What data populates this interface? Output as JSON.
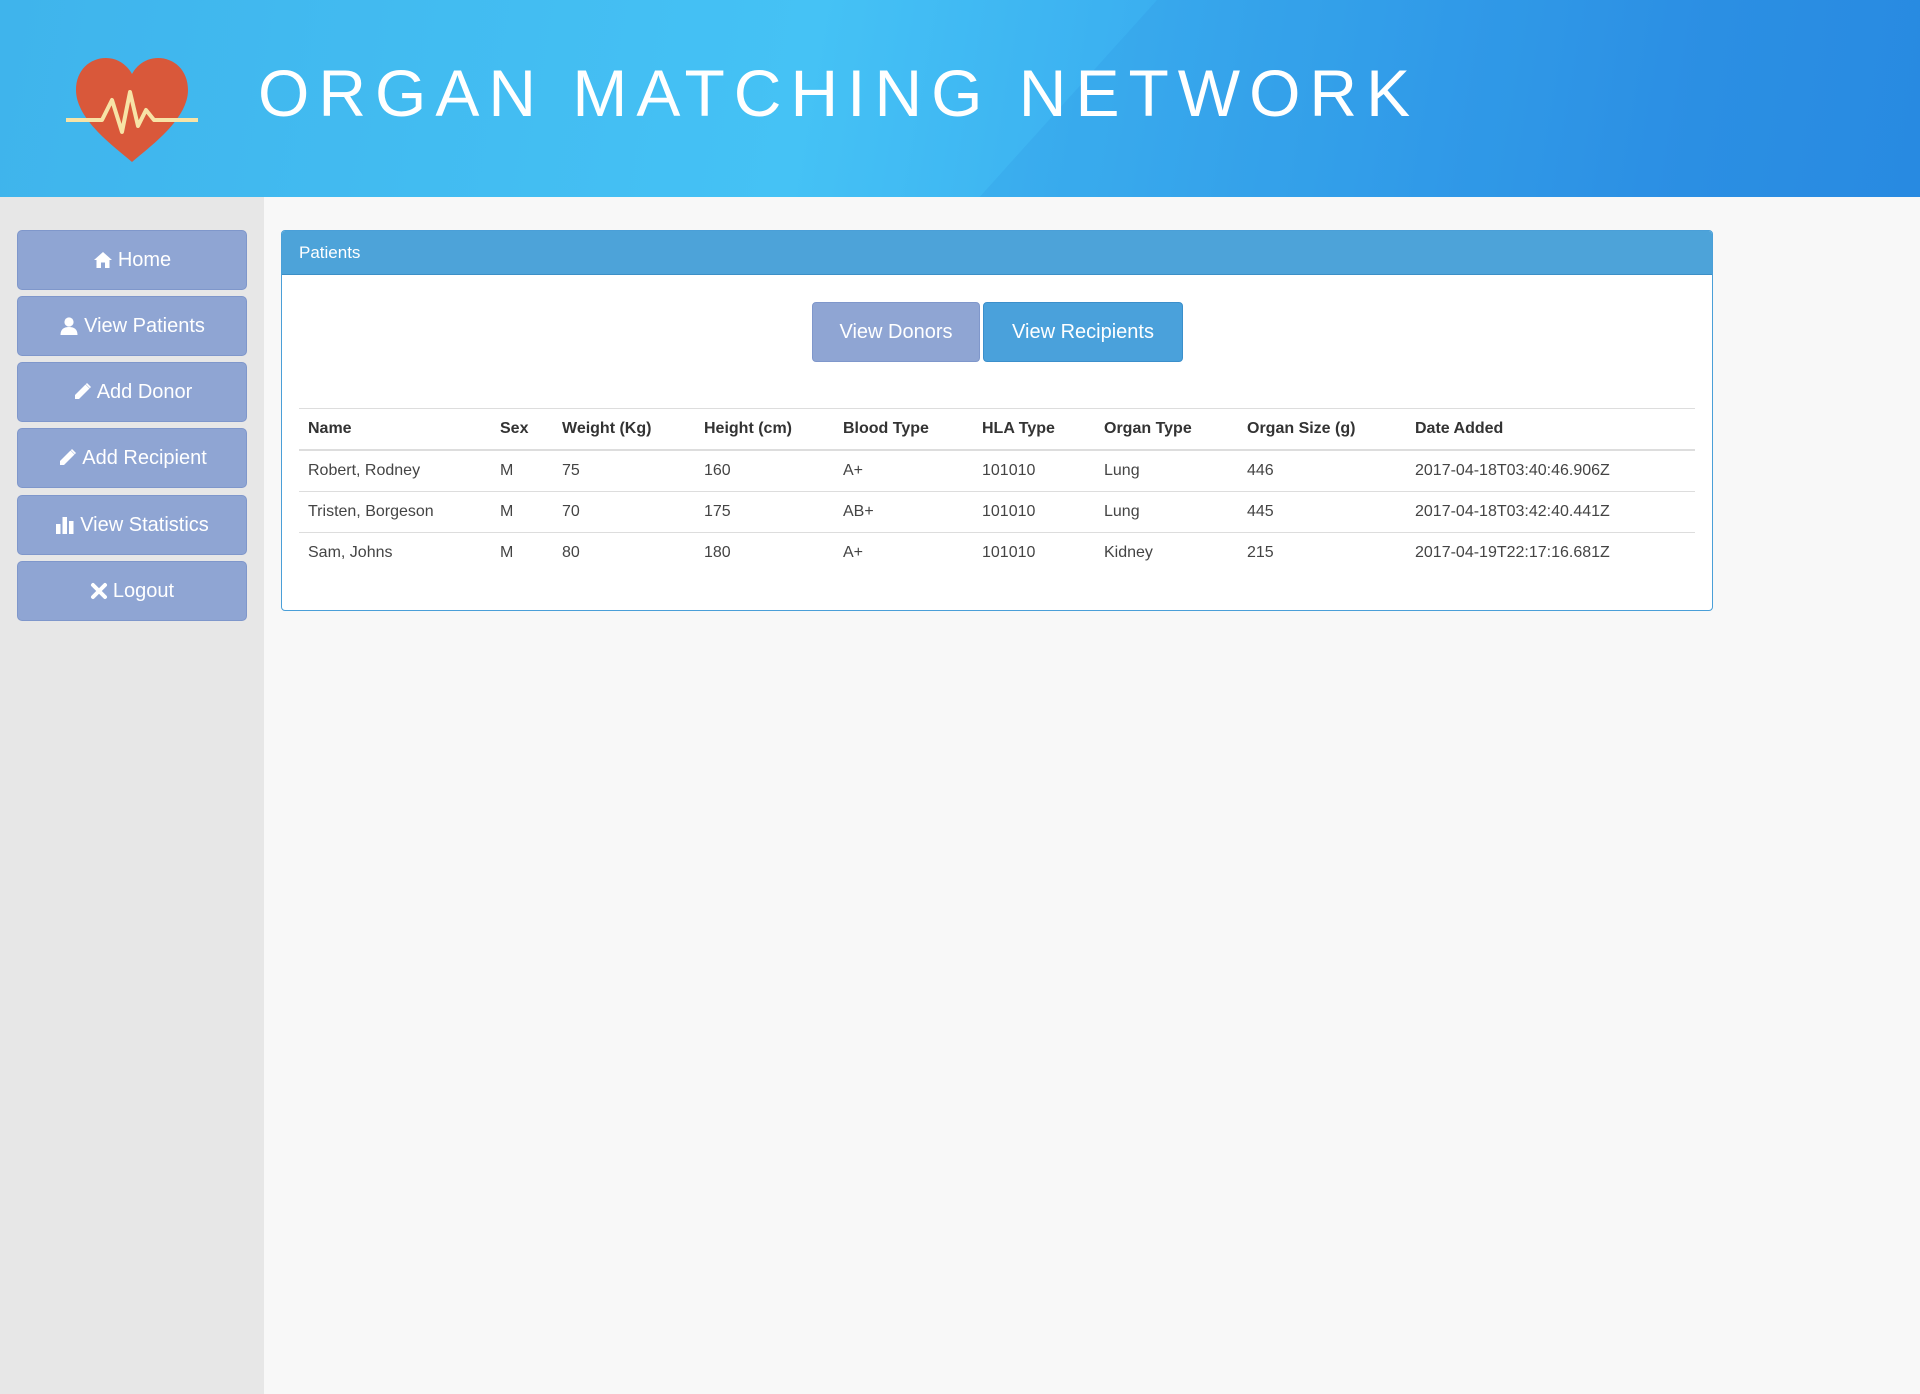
{
  "header": {
    "title": "ORGAN MATCHING NETWORK",
    "logo_icon": "heart-pulse-icon",
    "logo_color": "#d9583a"
  },
  "sidebar": {
    "items": [
      {
        "label": "Home",
        "icon": "home-icon"
      },
      {
        "label": "View Patients",
        "icon": "user-icon"
      },
      {
        "label": "Add Donor",
        "icon": "pencil-icon"
      },
      {
        "label": "Add Recipient",
        "icon": "pencil-icon"
      },
      {
        "label": "View Statistics",
        "icon": "bar-chart-icon"
      },
      {
        "label": "Logout",
        "icon": "close-icon"
      }
    ]
  },
  "panel": {
    "title": "Patients",
    "toggle_donors": "View Donors",
    "toggle_recipients": "View Recipients",
    "active_toggle": "View Recipients"
  },
  "table": {
    "headers": [
      "Name",
      "Sex",
      "Weight (Kg)",
      "Height (cm)",
      "Blood Type",
      "HLA Type",
      "Organ Type",
      "Organ Size (g)",
      "Date Added"
    ],
    "rows": [
      [
        "Robert, Rodney",
        "M",
        "75",
        "160",
        "A+",
        "101010",
        "Lung",
        "446",
        "2017-04-18T03:40:46.906Z"
      ],
      [
        "Tristen, Borgeson",
        "M",
        "70",
        "175",
        "AB+",
        "101010",
        "Lung",
        "445",
        "2017-04-18T03:42:40.441Z"
      ],
      [
        "Sam, Johns",
        "M",
        "80",
        "180",
        "A+",
        "101010",
        "Kidney",
        "215",
        "2017-04-19T22:17:16.681Z"
      ]
    ]
  },
  "colors": {
    "header_start": "#3fb4ec",
    "header_end": "#2a8ee4",
    "nav_button": "#8fa5d3",
    "primary": "#4da3d9"
  }
}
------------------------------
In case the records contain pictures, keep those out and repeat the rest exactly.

* _Task result_
What data populates this interface? Output as JSON.
{
  "header": {
    "title": "ORGAN MATCHING NETWORK",
    "logo_icon": "heart-pulse-icon",
    "logo_color": "#d9583a"
  },
  "sidebar": {
    "items": [
      {
        "label": "Home",
        "icon": "home-icon"
      },
      {
        "label": "View Patients",
        "icon": "user-icon"
      },
      {
        "label": "Add Donor",
        "icon": "pencil-icon"
      },
      {
        "label": "Add Recipient",
        "icon": "pencil-icon"
      },
      {
        "label": "View Statistics",
        "icon": "bar-chart-icon"
      },
      {
        "label": "Logout",
        "icon": "close-icon"
      }
    ]
  },
  "panel": {
    "title": "Patients",
    "toggle_donors": "View Donors",
    "toggle_recipients": "View Recipients",
    "active_toggle": "View Recipients"
  },
  "table": {
    "headers": [
      "Name",
      "Sex",
      "Weight (Kg)",
      "Height (cm)",
      "Blood Type",
      "HLA Type",
      "Organ Type",
      "Organ Size (g)",
      "Date Added"
    ],
    "rows": [
      [
        "Robert, Rodney",
        "M",
        "75",
        "160",
        "A+",
        "101010",
        "Lung",
        "446",
        "2017-04-18T03:40:46.906Z"
      ],
      [
        "Tristen, Borgeson",
        "M",
        "70",
        "175",
        "AB+",
        "101010",
        "Lung",
        "445",
        "2017-04-18T03:42:40.441Z"
      ],
      [
        "Sam, Johns",
        "M",
        "80",
        "180",
        "A+",
        "101010",
        "Kidney",
        "215",
        "2017-04-19T22:17:16.681Z"
      ]
    ]
  },
  "colors": {
    "header_start": "#3fb4ec",
    "header_end": "#2a8ee4",
    "nav_button": "#8fa5d3",
    "primary": "#4da3d9"
  }
}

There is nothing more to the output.